DairyNZ chairman Jim van der Poel says a constructive relationship with the Government is vital for the industry-good organisation.
That's the message from DairyNZ animal developer Samantha Tennent.
Cows that lose more than a full body condition score (BCS) in early lactation take longer to get back in calf and are more likely to be empty.
Cows at BCS target of 4.0 (4.5 for two and three year olds) at planned start of mating have a four to five percent higher 6-week in-calf rate than cows at BCS 3.0. Put simply, cows below target BCS at mating have lower pregnancy rates.
What happens after calving?
After calving, a cow’s energy demands for lactation, maintenance and activity are greater than her energy intake. To fill this energy deficit, she mobilises body tissue (fat and muscle) and uses this to generate energy. When a cow is in this state, she’s said to be in negative energy balance and will lose body condition.
All cows enter a state of negative energy balance for six to eight weeks after they’ve calved, but it’s important they’ve stopped losing condition and are in positive energy balance before mating starts. There’s little that can be done in the first four to five weeks after calving to prevent BCS loss, and the biggest driver of BCS loss after calving is BCS and feed management pre-calving.
The key is to maintain adequate intakes of good-quality feed through early lactation. Cows grazing high-quality pasture during the period from calving to balance date and achieving residuals of 1500 to 1600 kilograms of dry matter per hectare, or 3.5 to 4.0 centimetres compressed height, should meet BCS targets.

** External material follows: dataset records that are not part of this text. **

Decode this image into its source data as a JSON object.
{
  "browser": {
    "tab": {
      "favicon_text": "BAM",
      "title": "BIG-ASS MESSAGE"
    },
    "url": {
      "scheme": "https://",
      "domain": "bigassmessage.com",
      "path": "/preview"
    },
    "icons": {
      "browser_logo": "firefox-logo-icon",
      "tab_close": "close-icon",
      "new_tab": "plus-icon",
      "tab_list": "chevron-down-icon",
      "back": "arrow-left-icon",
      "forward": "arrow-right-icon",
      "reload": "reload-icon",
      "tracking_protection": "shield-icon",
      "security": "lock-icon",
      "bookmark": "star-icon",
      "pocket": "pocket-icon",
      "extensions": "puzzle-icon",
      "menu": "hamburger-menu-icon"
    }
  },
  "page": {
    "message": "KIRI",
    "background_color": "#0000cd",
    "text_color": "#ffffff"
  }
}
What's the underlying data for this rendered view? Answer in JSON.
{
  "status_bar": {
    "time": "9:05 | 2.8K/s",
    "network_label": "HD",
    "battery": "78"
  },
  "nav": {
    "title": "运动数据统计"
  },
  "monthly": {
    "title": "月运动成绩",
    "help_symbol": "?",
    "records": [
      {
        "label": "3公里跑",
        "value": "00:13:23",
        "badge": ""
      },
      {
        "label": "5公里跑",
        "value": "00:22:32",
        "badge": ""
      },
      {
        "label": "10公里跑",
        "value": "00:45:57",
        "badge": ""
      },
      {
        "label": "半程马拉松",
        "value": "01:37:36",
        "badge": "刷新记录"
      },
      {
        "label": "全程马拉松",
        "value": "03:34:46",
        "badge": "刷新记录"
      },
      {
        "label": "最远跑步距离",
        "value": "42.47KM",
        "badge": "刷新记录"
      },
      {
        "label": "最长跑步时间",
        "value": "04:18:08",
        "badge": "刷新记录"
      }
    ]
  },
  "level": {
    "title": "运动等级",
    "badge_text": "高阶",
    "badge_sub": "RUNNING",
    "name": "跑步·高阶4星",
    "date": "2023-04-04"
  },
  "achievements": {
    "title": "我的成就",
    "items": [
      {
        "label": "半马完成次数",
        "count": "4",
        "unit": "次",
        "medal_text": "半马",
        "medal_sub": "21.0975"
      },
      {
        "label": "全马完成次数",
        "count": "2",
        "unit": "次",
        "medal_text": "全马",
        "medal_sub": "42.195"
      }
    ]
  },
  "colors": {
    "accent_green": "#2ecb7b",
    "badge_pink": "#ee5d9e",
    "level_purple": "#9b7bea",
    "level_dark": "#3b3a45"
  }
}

It’s important to identify cows or heifers below target BCS before mating starts and implement management strategies to help them meet targets. It’s difficult to lift BCS in an early-lactating cow, but milking once daily for several weeks, while meeting energy demands, will help to improve energy balance and can lift BCS.
Even if you keep milking twice daily, separate younger, thinner cows from the herd and feed them high-quality pasture and supplements, if necessary. This eliminates competition from more dominant cows and improves the skinnier cows’ energy status and BCS.
If cow BCS and pasture residuals are on target, adding supplements to the diet won’t improve reproduction. However, if you need supplements, use good-quality supplements that are free from spoilage.
There’s no reproductive benefit of feeding high-starch supplements, such as grains, compared with high-fibre feeds (e.g. palm kernel expeller or pasture silage; see our article in last month’s Inside Dairy). Therefore, your decisions on supplement type should be based on the cost/benefit of the predicted milksolids response.
• Learn more at dairynz.co.nz/reproduction